→ **Your assignment**:
When a record contains an image, skip the image and retype the rest of that record exactly.

========

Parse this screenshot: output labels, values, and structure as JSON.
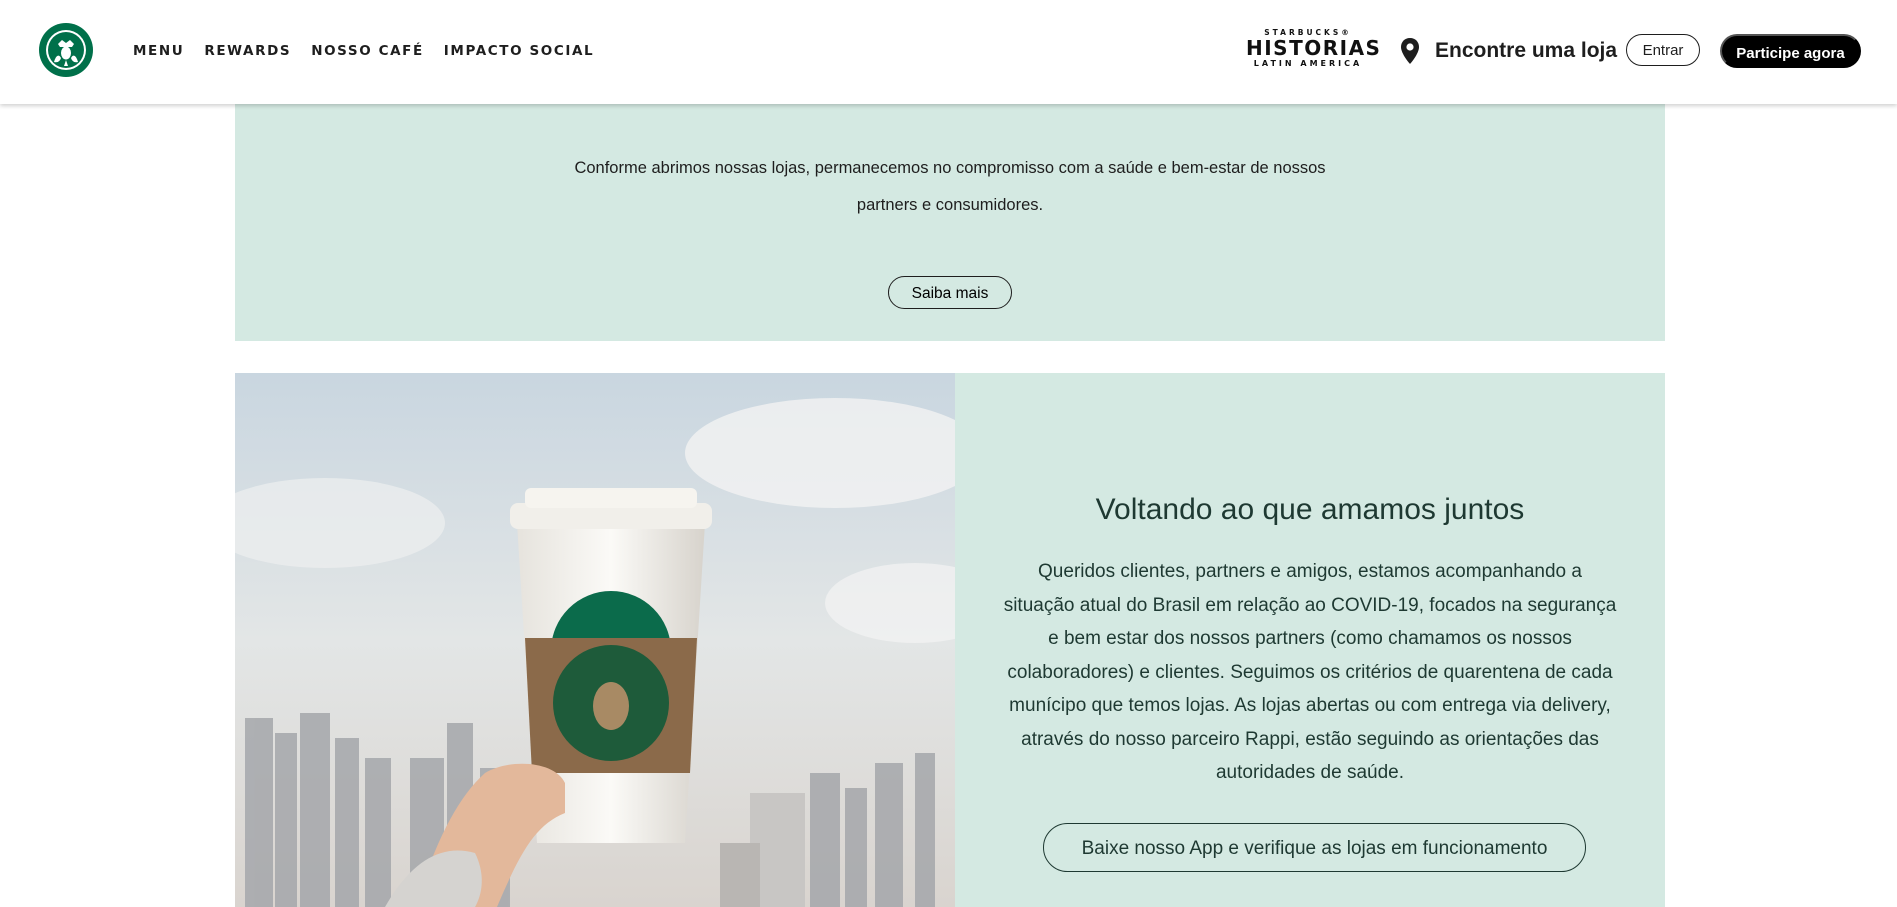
{
  "header": {
    "nav": [
      "MENU",
      "REWARDS",
      "NOSSO CAFÉ",
      "IMPACTO SOCIAL"
    ],
    "historias": {
      "top": "STARBUCKS®",
      "mid": "HISTORIAS",
      "bot": "LATIN AMERICA"
    },
    "store_locator": "Encontre uma loja",
    "signin_label": "Entrar",
    "join_label": "Participe agora"
  },
  "banner": {
    "text_line1": "Conforme abrimos nossas lojas, permanecemos no compromisso com a saúde e bem-estar de nossos",
    "text_line2": "partners e consumidores.",
    "button_label": "Saiba mais"
  },
  "feature": {
    "title": "Voltando ao que amamos juntos",
    "body_lines": [
      "Queridos clientes, partners e amigos, estamos acompanhando a",
      "situação atual do Brasil em relação ao COVID-19, focados na segurança",
      "e bem estar dos nossos partners (como chamamos os nossos",
      "colaboradores) e clientes. Seguimos os critérios de quarentena de cada",
      "munícipo que temos lojas. As lojas abertas ou com entrega via delivery,",
      "através do nosso parceiro Rappi, estão seguindo as orientações das",
      "autoridades de saúde."
    ],
    "button_label": "Baixe nosso App e verifique as lojas em funcionamento"
  },
  "colors": {
    "brand_green": "#00704a",
    "mint": "#d4e9e2",
    "house_green": "#1e3932"
  },
  "icons": [
    "starbucks-siren-logo",
    "location-pin-icon"
  ]
}
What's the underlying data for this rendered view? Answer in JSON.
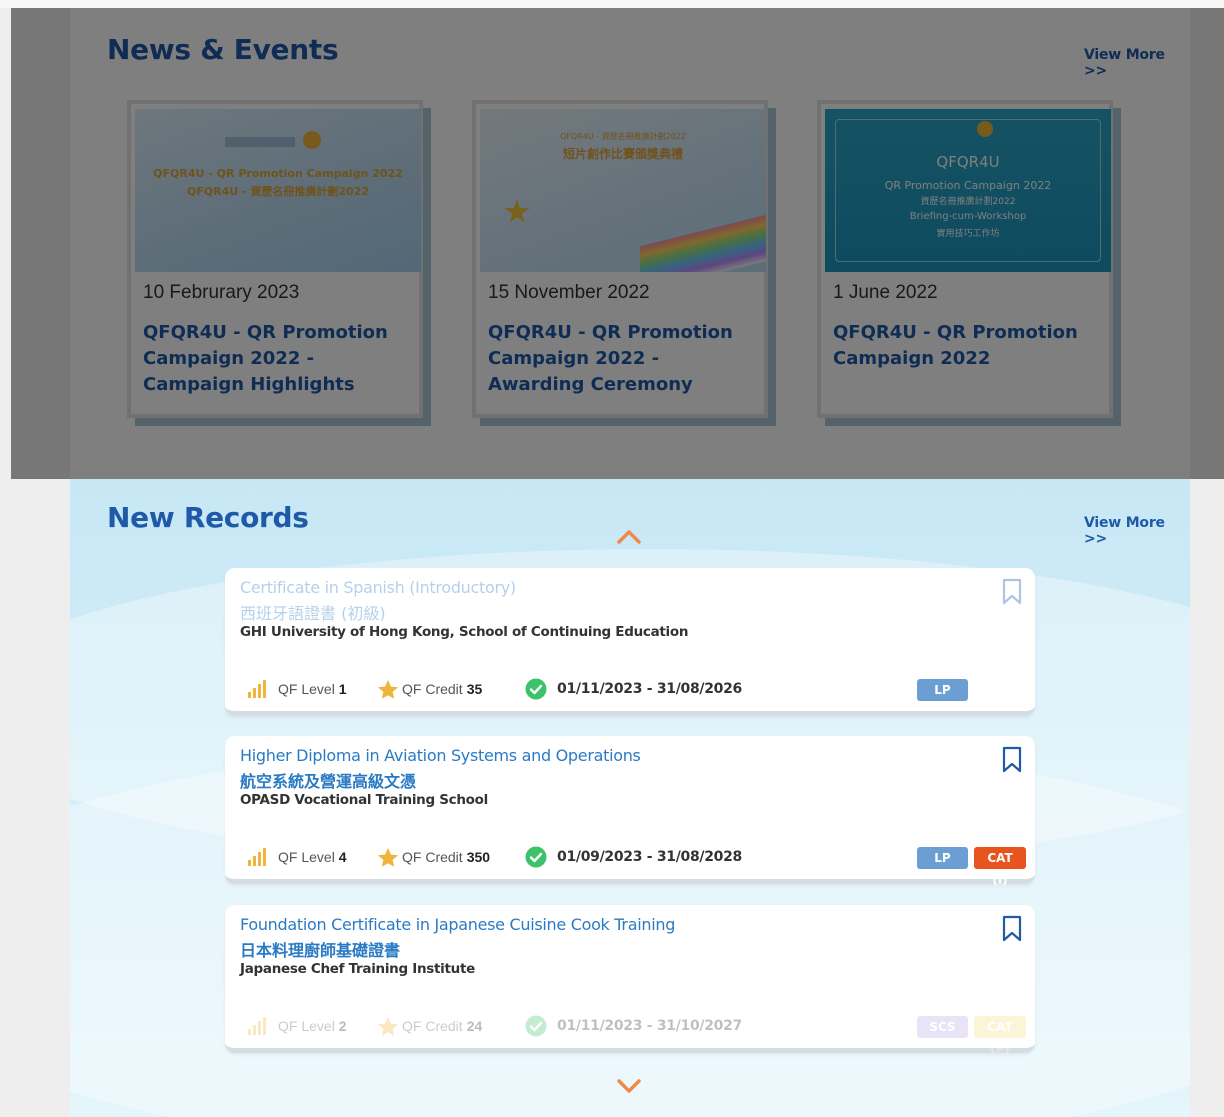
{
  "news": {
    "title": "News & Events",
    "view_more": "View More >>",
    "items": [
      {
        "date": "10 Februrary 2023",
        "headline": "QFQR4U - QR Promotion Campaign 2022 - Campaign Highlights",
        "thumb_line1": "QFQR4U - QR Promotion Campaign 2022",
        "thumb_line2": "QFQR4U - 資歷名冊推廣計劃2022"
      },
      {
        "date": "15 November 2022",
        "headline": "QFQR4U - QR Promotion Campaign 2022 - Awarding Ceremony",
        "thumb_line1": "QFQR4U - 資歷名冊推廣計劃2022",
        "thumb_line2": "短片創作比賽頒獎典禮"
      },
      {
        "date": "1 June 2022",
        "headline": "QFQR4U - QR Promotion Campaign 2022",
        "thumb_line1": "QFQR4U",
        "thumb_line2": "QR Promotion Campaign 2022",
        "thumb_line3": "資歷名冊推廣計劃2022",
        "thumb_line4": "Briefing-cum-Workshop",
        "thumb_line5": "實用技巧工作坊"
      }
    ]
  },
  "records": {
    "title": "New Records",
    "view_more": "View More >>",
    "items": [
      {
        "title_en": "Certificate in Spanish (Introductory)",
        "title_zh": "西班牙語證書 (初級)",
        "provider": "GHI University of Hong Kong, School of Continuing Education",
        "level_label": "QF Level",
        "level": "1",
        "credit_label": "QF Credit",
        "credit": "35",
        "period": "01/11/2023 - 31/08/2026",
        "badges": [
          "LP"
        ]
      },
      {
        "title_en": "Higher Diploma in Aviation Systems and Operations",
        "title_zh": "航空系統及營運高級文憑",
        "provider": "OPASD Vocational Training School",
        "level_label": "QF Level",
        "level": "4",
        "credit_label": "QF Credit",
        "credit": "350",
        "period": "01/09/2023 - 31/08/2028",
        "badges": [
          "LP",
          "CAT (I)"
        ]
      },
      {
        "title_en": "Foundation Certificate in Japanese Cuisine Cook Training",
        "title_zh": "日本料理廚師基礎證書",
        "provider": "Japanese Chef Training Institute",
        "level_label": "QF Level",
        "level": "2",
        "credit_label": "QF Credit",
        "credit": "24",
        "period": "01/11/2023 - 31/10/2027",
        "badges": [
          "SCS",
          "CAT (P)"
        ]
      }
    ]
  },
  "colors": {
    "brand_blue": "#1e5aa8",
    "link_blue": "#2a7bc4",
    "badge_lp": "#6b9fd4",
    "badge_cat_i": "#e8541e",
    "badge_scs": "#b9a6e8",
    "badge_cat_p": "#f2dc7a",
    "chevron": "#f08a4b"
  }
}
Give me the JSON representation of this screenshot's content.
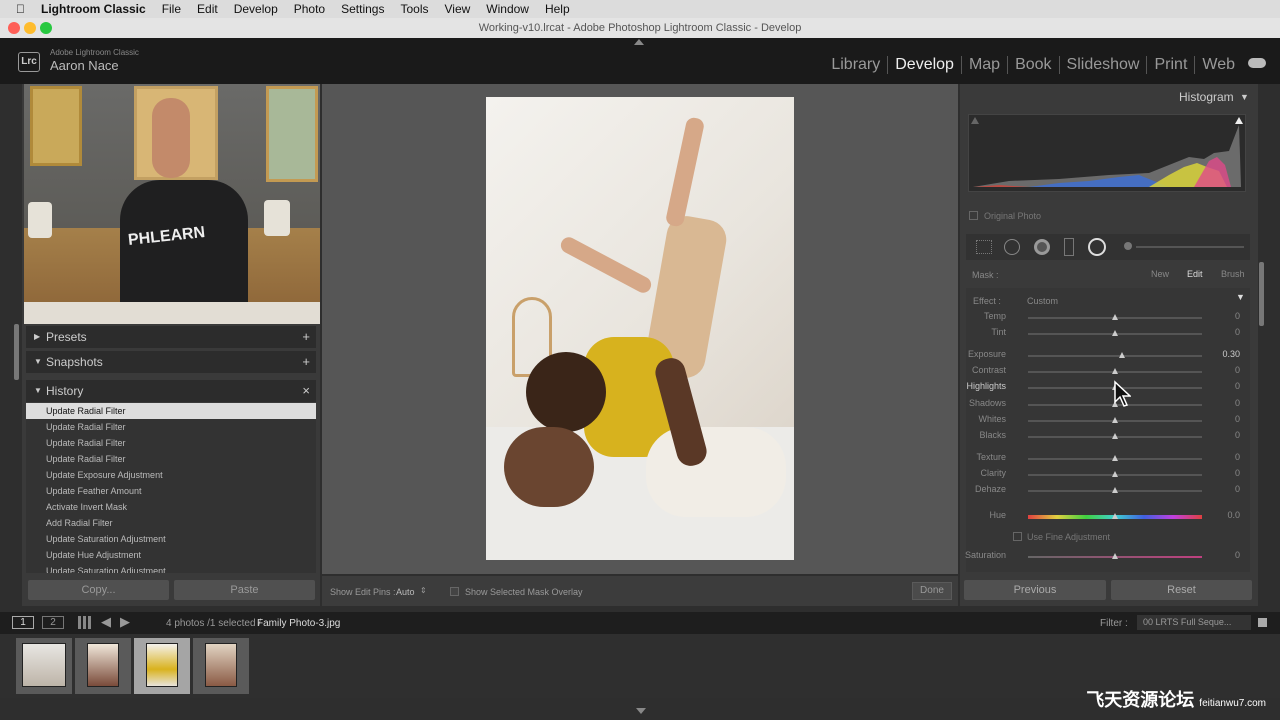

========

→ **Problem solution**:
Parse this screenshot: output labels, values, and structure as JSON.
{
  "header": {
    "nav": [
      "MENU",
      "REWARDS",
      "NOSSO CAFÉ",
      "IMPACTO SOCIAL"
    ],
    "historias": {
      "top": "STARBUCKS®",
      "mid": "HISTORIAS",
      "bot": "LATIN AMERICA"
    },
    "store_locator": "Encontre uma loja",
    "signin_label": "Entrar",
    "join_label": "Participe agora"
  },
  "banner": {
    "text_line1": "Conforme abrimos nossas lojas, permanecemos no compromisso com a saúde e bem-estar de nossos",
    "text_line2": "partners e consumidores.",
    "button_label": "Saiba mais"
  },
  "feature": {
    "title": "Voltando ao que amamos juntos",
    "body_lines": [
      "Queridos clientes, partners e amigos, estamos acompanhando a",
      "situação atual do Brasil em relação ao COVID-19, focados na segurança",
      "e bem estar dos nossos partners (como chamamos os nossos",
      "colaboradores) e clientes. Seguimos os critérios de quarentena de cada",
      "munícipo que temos lojas. As lojas abertas ou com entrega via delivery,",
      "através do nosso parceiro Rappi, estão seguindo as orientações das",
      "autoridades de saúde."
    ],
    "button_label": "Baixe nosso App e verifique as lojas em funcionamento"
  },
  "colors": {
    "brand_green": "#00704a",
    "mint": "#d4e9e2",
    "house_green": "#1e3932"
  },
  "icons": [
    "starbucks-siren-logo",
    "location-pin-icon"
  ]
}
What's the underlying data for this rendered view? Answer in JSON.
{
  "news": {
    "title": "News & Events",
    "view_more": "View More >>",
    "items": [
      {
        "date": "10 Februrary 2023",
        "headline": "QFQR4U - QR Promotion Campaign 2022 - Campaign Highlights",
        "thumb_line1": "QFQR4U - QR Promotion Campaign 2022",
        "thumb_line2": "QFQR4U - 資歷名冊推廣計劃2022"
      },
      {
        "date": "15 November 2022",
        "headline": "QFQR4U - QR Promotion Campaign 2022 - Awarding Ceremony",
        "thumb_line1": "QFQR4U - 資歷名冊推廣計劃2022",
        "thumb_line2": "短片創作比賽頒獎典禮"
      },
      {
        "date": "1 June 2022",
        "headline": "QFQR4U - QR Promotion Campaign 2022",
        "thumb_line1": "QFQR4U",
        "thumb_line2": "QR Promotion Campaign 2022",
        "thumb_line3": "資歷名冊推廣計劃2022",
        "thumb_line4": "Briefing-cum-Workshop",
        "thumb_line5": "實用技巧工作坊"
      }
    ]
  },
  "records": {
    "title": "New Records",
    "view_more": "View More >>",
    "items": [
      {
        "title_en": "Certificate in Spanish (Introductory)",
        "title_zh": "西班牙語證書 (初級)",
        "provider": "GHI University of Hong Kong, School of Continuing Education",
        "level_label": "QF Level",
        "level": "1",
        "credit_label": "QF Credit",
        "credit": "35",
        "period": "01/11/2023 - 31/08/2026",
        "badges": [
          "LP"
        ]
      },
      {
        "title_en": "Higher Diploma in Aviation Systems and Operations",
        "title_zh": "航空系統及營運高級文憑",
        "provider": "OPASD Vocational Training School",
        "level_label": "QF Level",
        "level": "4",
        "credit_label": "QF Credit",
        "credit": "350",
        "period": "01/09/2023 - 31/08/2028",
        "badges": [
          "LP",
          "CAT (I)"
        ]
      },
      {
        "title_en": "Foundation Certificate in Japanese Cuisine Cook Training",
        "title_zh": "日本料理廚師基礎證書",
        "provider": "Japanese Chef Training Institute",
        "level_label": "QF Level",
        "level": "2",
        "credit_label": "QF Credit",
        "credit": "24",
        "period": "01/11/2023 - 31/10/2027",
        "badges": [
          "SCS",
          "CAT (P)"
        ]
      }
    ]
  },
  "colors": {
    "brand_blue": "#1e5aa8",
    "link_blue": "#2a7bc4",
    "badge_lp": "#6b9fd4",
    "badge_cat_i": "#e8541e",
    "badge_scs": "#b9a6e8",
    "badge_cat_p": "#f2dc7a",
    "chevron": "#f08a4b"
  }
}
Give me the JSON representation of this screenshot's content.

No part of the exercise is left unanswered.